Students, faculty and staff honored for service-learning

Six members of the Bates College community — four students, a psychology professor and a staffer for the chaplain’s office — were among a select group of individuals from campuses across the state to receive awards from the Maine Campus Compact in recognition of outstanding contributions in community service and service-learning.

Auburn resident Kathryn Graff Low, professor and chair of the Bates psychology department, was named a finalist for the Donald Harward Faculty Award for Service-Learning Excellence. The award recognizes Low’s accomplishments in service-learning, an instructional method in which students learn through involvement in service that meets a community need.

“As the lone clinician in a small, liberal arts college, I am approached frequently by both students and community agencies with proposals related to clinical services,” Low says. All of these service-learning projects involve clinical issues or health intervention, she says, but each also requires students to work with a team of community partners on critical community problems. “Optimally, students develop a sense of civic responsibility and social justice during the course by simply doing.”

The award was named for Donald W. Harward, who retired as the sixth president of Bates College in 2002. A founding president of Maine Campus Compact and a member of the Board of Directors of Campus Compact at the national level, Harward championed service-learning and other programs designed to make Bates a more active and valuable partner in the community life of Lewiston and Auburn.

Martha Deschaines ’75, manager of the Office of the Chaplain, received the Campus Civic Stewardship Award in recognition of her significant commitment to promoting and supporting civic engagement on and off campus. Deschaines, of Auburn, works with four Student Volunteer Fellows to coordinate the volunteer office. “It is inspiring for me to see how their strengths balance each other and to facilitate their leadership of the programs,” Deschaines said. “It is encouraging to know there are so many students who want to make a positive difference in the community.”

Sociology major Adrienne Eaton ’05 of Boylston, Mass., and interdisciplinary studies major Matthew Heffernan ’05 of Cranston, R.I., received the Philanthropy Innovation Learning Leadership Action Responsibility Service (PILLARS) Student Award. The award recognizes students who are pillars of their campuses and in their communities through their support of civic effort of others and through their leadership in finding solutions to community challenges.

Eaton worked for the Abused Women’s Advocacy Project in Lewiston.

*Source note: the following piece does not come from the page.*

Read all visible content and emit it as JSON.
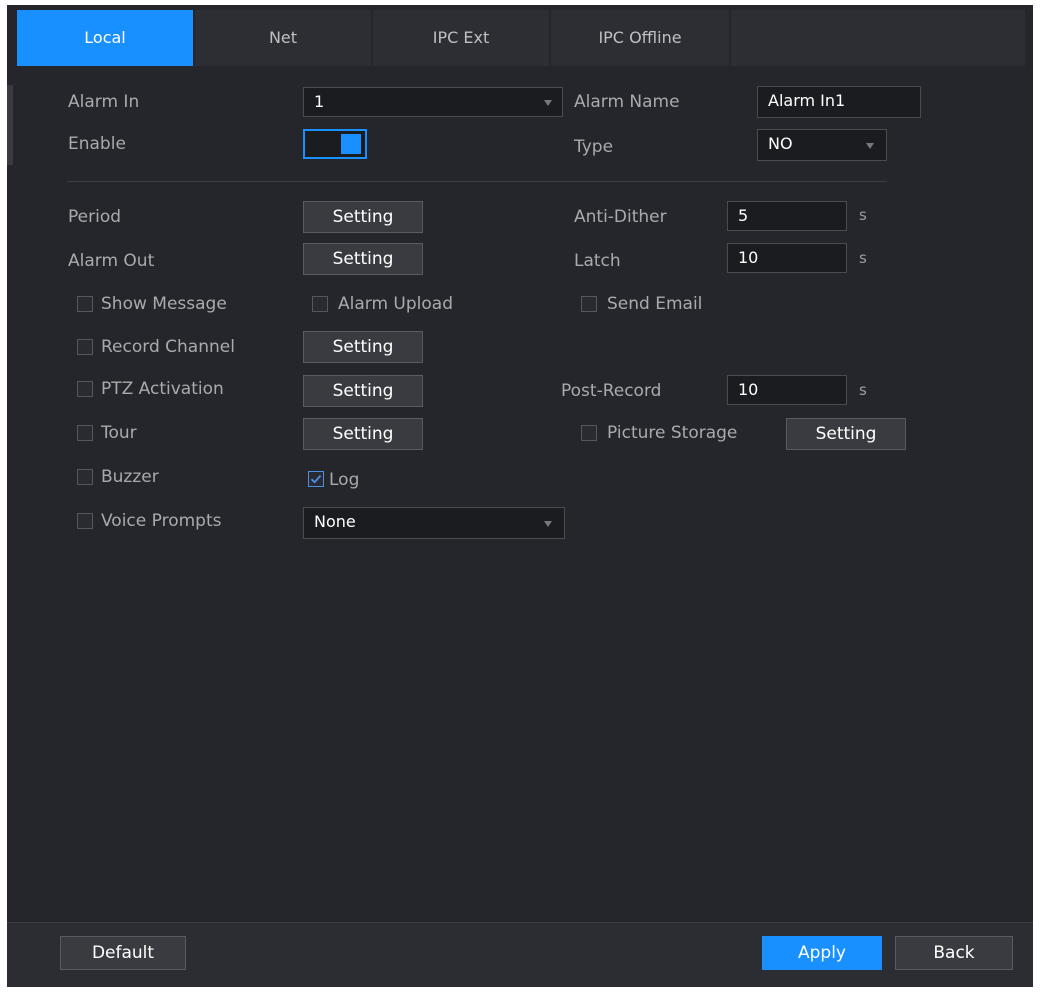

Grateful for the learning she gained by working with survivors of domestic violence, Eaton cited the strength and courage of those she encountered. “Often against many odds, these people have bounced back, have made new lives for themselves and have empowered me to continue this work,” she said.

Heffernan began his work as an archivist at the Lewiston Public Library in an effort to marry his passion for public service to his major in working-class studies. “The most important place my major has taken me is deeper into my own community in Lewiston,” Heffernan says, citing lessons learned about the recent influx of Somali immigrants from his study of earlier waves of immigration to the city.

Seniors Erin Bertrand of Torrington, Conn., Christopher Richards of Lee, N.H., and Jason Rafferty of Greenland, N.H., received Unsung Heroes Student Awards, given to students from each member campus who have shown a commitment to service not through leadership roles but through volunteering their time and services to address a cause.

A chemistry and environmental studies major, Bertrand joined chemistry major Richards to enhance voter registration and turnout among Bates students. Richards says the pair helped to register nearly 400 Bates students to vote, many for the first time. “I am concerned that the lack of participation, whether because of apathy or erosion of rights, is fatal to the goals and aspirations of democracy,” Bertrand said.

A neuroscience major, Rafferty is the Bates Emergency Medical Services crew chief and a member of the campus Hunger and Homelessness Committee. “I believe that by connecting with people, particularly those most in need…one gains the ability to empower others and make positive change,” Rafferty says.

Maine Campus Compact is a statewide coalition of college and university presidents established to encourage and enhance campus engagement in the community. The student Heart and Soul Award and the Donald Harward Faculty Award are presented annually.

The national Campus Compact is a national coalition of nearly 850 college and university presidents committed to the civic purposes of higher education. To support this civic mission, Campus Compact promotes community service that develops students’ citizenship skills and values, encourages partnerships between campuses and communities and assists faculty who seek to integrate public and community engagement into their teaching and research.